There is no living being immune to virus attack, not even bacteria. Spillover is the natural phenomenon whereby a virus that affects animals, changes, mutates and becomes able to attack human beings. To understand how this works, let’s go back to the mechanism whereby a virus and a cell recognise each other. If the virus’s spike proteins fits into the proteins that protrude from the cell, like a key in a lock, then the infection occurs. But every cell has its own lock. So viruses that have the right key for infecting snail cells do nott affect our cells, and vice versa. However, viruses reproduce quickly and in large numbers, so errors in the production of copies are always possible. It may be that the key of an animal virus changes by chance, mutates and becomes compatible with the lock of human cells. This happens more frequently in coronaviruses, which can acquire the ability to pass from animals to humans more easily. Covid-19 was probably a virus that normally attacks bats. Spillover occurs more easily where there is prolonged contact between humans and animals, for example, where there are large farms or where wild animals are part of the human diet. The more contact between animal and man is prolonged, the more likely it is that a virus will accidentally change and become dangerous for humans.

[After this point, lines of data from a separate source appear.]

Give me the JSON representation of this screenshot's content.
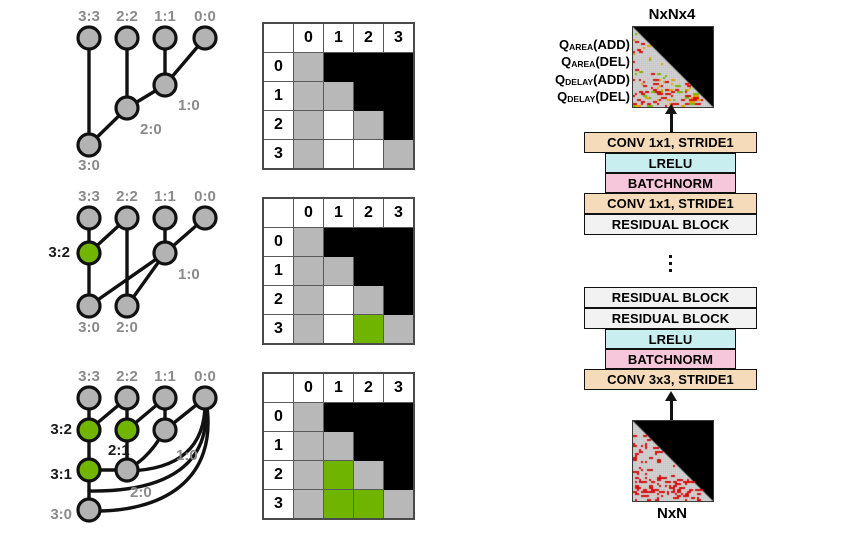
{
  "diagram": {
    "title_top_right": "NxNx4",
    "title_bottom_right": "NxN"
  },
  "graphs": [
    {
      "name": "graph-step-0",
      "top_labels": [
        "3:3",
        "2:2",
        "1:1",
        "0:0"
      ],
      "inner_labels": [
        "1:0",
        "2:0",
        "3:0"
      ],
      "highlighted_labels": []
    },
    {
      "name": "graph-step-1",
      "top_labels": [
        "3:3",
        "2:2",
        "1:1",
        "0:0"
      ],
      "inner_labels": [
        "1:0",
        "3:0",
        "2:0"
      ],
      "highlighted_labels": [
        "3:2"
      ]
    },
    {
      "name": "graph-step-2",
      "top_labels": [
        "3:3",
        "2:2",
        "1:1",
        "0:0"
      ],
      "inner_labels": [
        "1:0",
        "2:0",
        "3:0"
      ],
      "highlighted_labels": [
        "3:2",
        "2:1",
        "3:1"
      ]
    }
  ],
  "matrices": [
    {
      "name": "adjacency-matrix-0",
      "col_headers": [
        "0",
        "1",
        "2",
        "3"
      ],
      "row_headers": [
        "0",
        "1",
        "2",
        "3"
      ],
      "cells": [
        [
          "gray",
          "black",
          "black",
          "black"
        ],
        [
          "gray",
          "gray",
          "black",
          "black"
        ],
        [
          "gray",
          "white",
          "gray",
          "black"
        ],
        [
          "gray",
          "white",
          "white",
          "gray"
        ]
      ]
    },
    {
      "name": "adjacency-matrix-1",
      "col_headers": [
        "0",
        "1",
        "2",
        "3"
      ],
      "row_headers": [
        "0",
        "1",
        "2",
        "3"
      ],
      "cells": [
        [
          "gray",
          "black",
          "black",
          "black"
        ],
        [
          "gray",
          "gray",
          "black",
          "black"
        ],
        [
          "gray",
          "white",
          "gray",
          "black"
        ],
        [
          "gray",
          "white",
          "green",
          "gray"
        ]
      ]
    },
    {
      "name": "adjacency-matrix-2",
      "col_headers": [
        "0",
        "1",
        "2",
        "3"
      ],
      "row_headers": [
        "0",
        "1",
        "2",
        "3"
      ],
      "cells": [
        [
          "gray",
          "black",
          "black",
          "black"
        ],
        [
          "gray",
          "gray",
          "black",
          "black"
        ],
        [
          "gray",
          "green",
          "gray",
          "black"
        ],
        [
          "gray",
          "green",
          "green",
          "gray"
        ]
      ]
    }
  ],
  "network": {
    "output_label": "NxNx4",
    "input_label": "NxN",
    "q_labels": [
      {
        "base": "Q",
        "sub": "AREA",
        "tail": "(ADD)"
      },
      {
        "base": "Q",
        "sub": "AREA",
        "tail": "(DEL)"
      },
      {
        "base": "Q",
        "sub": "DELAY",
        "tail": "(ADD)"
      },
      {
        "base": "Q",
        "sub": "DELAY",
        "tail": "(DEL)"
      }
    ],
    "layers": [
      {
        "label": "CONV 1x1, STRIDE1",
        "kind": "conv"
      },
      {
        "label": "LRELU",
        "kind": "lrelu"
      },
      {
        "label": "BATCHNORM",
        "kind": "bn"
      },
      {
        "label": "CONV 1x1, STRIDE1",
        "kind": "conv"
      },
      {
        "label": "RESIDUAL BLOCK",
        "kind": "res"
      },
      {
        "label": "RESIDUAL BLOCK",
        "kind": "res"
      },
      {
        "label": "RESIDUAL BLOCK",
        "kind": "res"
      },
      {
        "label": "LRELU",
        "kind": "lrelu"
      },
      {
        "label": "BATCHNORM",
        "kind": "bn"
      },
      {
        "label": "CONV 3x3, STRIDE1",
        "kind": "conv"
      }
    ]
  },
  "colors": {
    "green": "#6fb500",
    "gray_node": "#b3b3b3",
    "conv": "#f6dbbb",
    "lrelu": "#c9eef0",
    "batchnorm": "#f6c7da",
    "residual": "#f2f2f2",
    "black": "#000000"
  }
}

Viruses and environmental deterioration
Most new viruses originate in tropical forests. These, in fact, are the richest and most complex environments in the world. Millions of different species live in these environments: animals, plants, fungi and micro-organisms, some of them as yet unknown, and viruses and parasites that are equally unknown. As long as the forests are intact and healthy, the viruses remain in the creatures that host them while they wander through the tall trees. Where wildlife is killed and trees are cut down to make roads, fields, timber, pastures and then mines and cities, the natural home is taken away from viruses and other pests. The more we enter an environment to destroy it, the more likely it is that humans will come into contact with unknown viruses and pests. A parasite disturbed in its daily life and evicted from its regular host has two possibilities: it can disappear or, unfortunately for us, find a new home.
By Andrea Bellati